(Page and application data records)

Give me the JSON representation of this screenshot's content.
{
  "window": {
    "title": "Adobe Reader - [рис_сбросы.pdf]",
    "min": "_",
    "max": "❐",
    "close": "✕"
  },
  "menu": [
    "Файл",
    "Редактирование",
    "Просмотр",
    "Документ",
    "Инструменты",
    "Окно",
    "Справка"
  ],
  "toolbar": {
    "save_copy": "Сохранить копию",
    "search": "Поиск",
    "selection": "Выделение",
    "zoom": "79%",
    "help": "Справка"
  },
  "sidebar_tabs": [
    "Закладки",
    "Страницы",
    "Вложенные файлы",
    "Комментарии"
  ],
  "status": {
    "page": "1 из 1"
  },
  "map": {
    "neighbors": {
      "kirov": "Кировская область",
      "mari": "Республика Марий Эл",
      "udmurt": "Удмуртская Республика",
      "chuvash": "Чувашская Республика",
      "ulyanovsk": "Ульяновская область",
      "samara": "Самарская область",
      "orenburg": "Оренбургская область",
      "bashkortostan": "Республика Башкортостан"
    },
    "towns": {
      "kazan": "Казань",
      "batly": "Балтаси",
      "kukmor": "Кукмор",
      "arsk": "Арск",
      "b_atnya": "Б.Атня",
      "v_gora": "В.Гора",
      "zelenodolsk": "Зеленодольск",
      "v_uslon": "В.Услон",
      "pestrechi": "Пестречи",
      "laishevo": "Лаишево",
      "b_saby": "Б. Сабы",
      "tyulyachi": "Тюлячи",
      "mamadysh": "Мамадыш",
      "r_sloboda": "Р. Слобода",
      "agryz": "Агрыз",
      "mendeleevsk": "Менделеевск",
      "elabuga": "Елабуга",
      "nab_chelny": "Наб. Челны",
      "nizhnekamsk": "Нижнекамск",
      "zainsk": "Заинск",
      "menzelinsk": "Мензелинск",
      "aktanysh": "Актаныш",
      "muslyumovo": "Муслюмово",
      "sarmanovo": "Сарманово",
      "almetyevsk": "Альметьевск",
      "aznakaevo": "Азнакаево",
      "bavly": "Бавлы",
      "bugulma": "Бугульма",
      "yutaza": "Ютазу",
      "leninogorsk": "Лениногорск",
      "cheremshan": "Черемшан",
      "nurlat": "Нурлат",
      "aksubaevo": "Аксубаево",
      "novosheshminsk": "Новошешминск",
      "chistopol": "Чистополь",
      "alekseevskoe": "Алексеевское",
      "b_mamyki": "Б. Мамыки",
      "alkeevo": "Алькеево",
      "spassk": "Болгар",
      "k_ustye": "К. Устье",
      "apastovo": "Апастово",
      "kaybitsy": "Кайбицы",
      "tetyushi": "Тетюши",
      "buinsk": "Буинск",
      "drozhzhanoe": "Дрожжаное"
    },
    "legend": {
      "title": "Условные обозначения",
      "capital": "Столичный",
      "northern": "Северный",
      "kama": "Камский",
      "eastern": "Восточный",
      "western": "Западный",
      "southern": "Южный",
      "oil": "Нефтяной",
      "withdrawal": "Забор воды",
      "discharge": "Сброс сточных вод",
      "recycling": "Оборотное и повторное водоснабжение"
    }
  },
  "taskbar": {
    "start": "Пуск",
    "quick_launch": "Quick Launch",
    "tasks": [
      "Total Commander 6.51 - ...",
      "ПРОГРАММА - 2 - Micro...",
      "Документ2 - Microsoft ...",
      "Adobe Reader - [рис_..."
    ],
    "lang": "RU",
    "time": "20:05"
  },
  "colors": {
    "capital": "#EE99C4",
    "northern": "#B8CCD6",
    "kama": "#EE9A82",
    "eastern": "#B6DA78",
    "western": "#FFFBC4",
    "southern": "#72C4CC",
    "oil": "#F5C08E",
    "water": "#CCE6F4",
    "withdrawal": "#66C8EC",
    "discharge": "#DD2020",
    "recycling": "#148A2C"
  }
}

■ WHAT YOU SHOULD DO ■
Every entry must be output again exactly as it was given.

■ RESPONSE FOR THIS EXERCISE ■
Give me the JSON representation of this screenshot's content.
{
  "window": {
    "title": "Adobe Reader - [рис_сбросы.pdf]",
    "min": "_",
    "max": "❐",
    "close": "✕"
  },
  "menu": [
    "Файл",
    "Редактирование",
    "Просмотр",
    "Документ",
    "Инструменты",
    "Окно",
    "Справка"
  ],
  "toolbar": {
    "save_copy": "Сохранить копию",
    "search": "Поиск",
    "selection": "Выделение",
    "zoom": "79%",
    "help": "Справка"
  },
  "sidebar_tabs": [
    "Закладки",
    "Страницы",
    "Вложенные файлы",
    "Комментарии"
  ],
  "status": {
    "page": "1 из 1"
  },
  "map": {
    "neighbors": {
      "kirov": "Кировская область",
      "mari": "Республика Марий Эл",
      "udmurt": "Удмуртская Республика",
      "chuvash": "Чувашская Республика",
      "ulyanovsk": "Ульяновская область",
      "samara": "Самарская область",
      "orenburg": "Оренбургская область",
      "bashkortostan": "Республика Башкортостан"
    },
    "towns": {
      "kazan": "Казань",
      "batly": "Балтаси",
      "kukmor": "Кукмор",
      "arsk": "Арск",
      "b_atnya": "Б.Атня",
      "v_gora": "В.Гора",
      "zelenodolsk": "Зеленодольск",
      "v_uslon": "В.Услон",
      "pestrechi": "Пестречи",
      "laishevo": "Лаишево",
      "b_saby": "Б. Сабы",
      "tyulyachi": "Тюлячи",
      "mamadysh": "Мамадыш",
      "r_sloboda": "Р. Слобода",
      "agryz": "Агрыз",
      "mendeleevsk": "Менделеевск",
      "elabuga": "Елабуга",
      "nab_chelny": "Наб. Челны",
      "nizhnekamsk": "Нижнекамск",
      "zainsk": "Заинск",
      "menzelinsk": "Мензелинск",
      "aktanysh": "Актаныш",
      "muslyumovo": "Муслюмово",
      "sarmanovo": "Сарманово",
      "almetyevsk": "Альметьевск",
      "aznakaevo": "Азнакаево",
      "bavly": "Бавлы",
      "bugulma": "Бугульма",
      "yutaza": "Ютазу",
      "leninogorsk": "Лениногорск",
      "cheremshan": "Черемшан",
      "nurlat": "Нурлат",
      "aksubaevo": "Аксубаево",
      "novosheshminsk": "Новошешминск",
      "chistopol": "Чистополь",
      "alekseevskoe": "Алексеевское",
      "b_mamyki": "Б. Мамыки",
      "alkeevo": "Алькеево",
      "spassk": "Болгар",
      "k_ustye": "К. Устье",
      "apastovo": "Апастово",
      "kaybitsy": "Кайбицы",
      "tetyushi": "Тетюши",
      "buinsk": "Буинск",
      "drozhzhanoe": "Дрожжаное"
    },
    "legend": {
      "title": "Условные обозначения",
      "capital": "Столичный",
      "northern": "Северный",
      "kama": "Камский",
      "eastern": "Восточный",
      "western": "Западный",
      "southern": "Южный",
      "oil": "Нефтяной",
      "withdrawal": "Забор воды",
      "discharge": "Сброс сточных вод",
      "recycling": "Оборотное и повторное водоснабжение"
    }
  },
  "taskbar": {
    "start": "Пуск",
    "quick_launch": "Quick Launch",
    "tasks": [
      "Total Commander 6.51 - ...",
      "ПРОГРАММА - 2 - Micro...",
      "Документ2 - Microsoft ...",
      "Adobe Reader - [рис_..."
    ],
    "lang": "RU",
    "time": "20:05"
  },
  "colors": {
    "capital": "#EE99C4",
    "northern": "#B8CCD6",
    "kama": "#EE9A82",
    "eastern": "#B6DA78",
    "western": "#FFFBC4",
    "southern": "#72C4CC",
    "oil": "#F5C08E",
    "water": "#CCE6F4",
    "withdrawal": "#66C8EC",
    "discharge": "#DD2020",
    "recycling": "#148A2C"
  }
}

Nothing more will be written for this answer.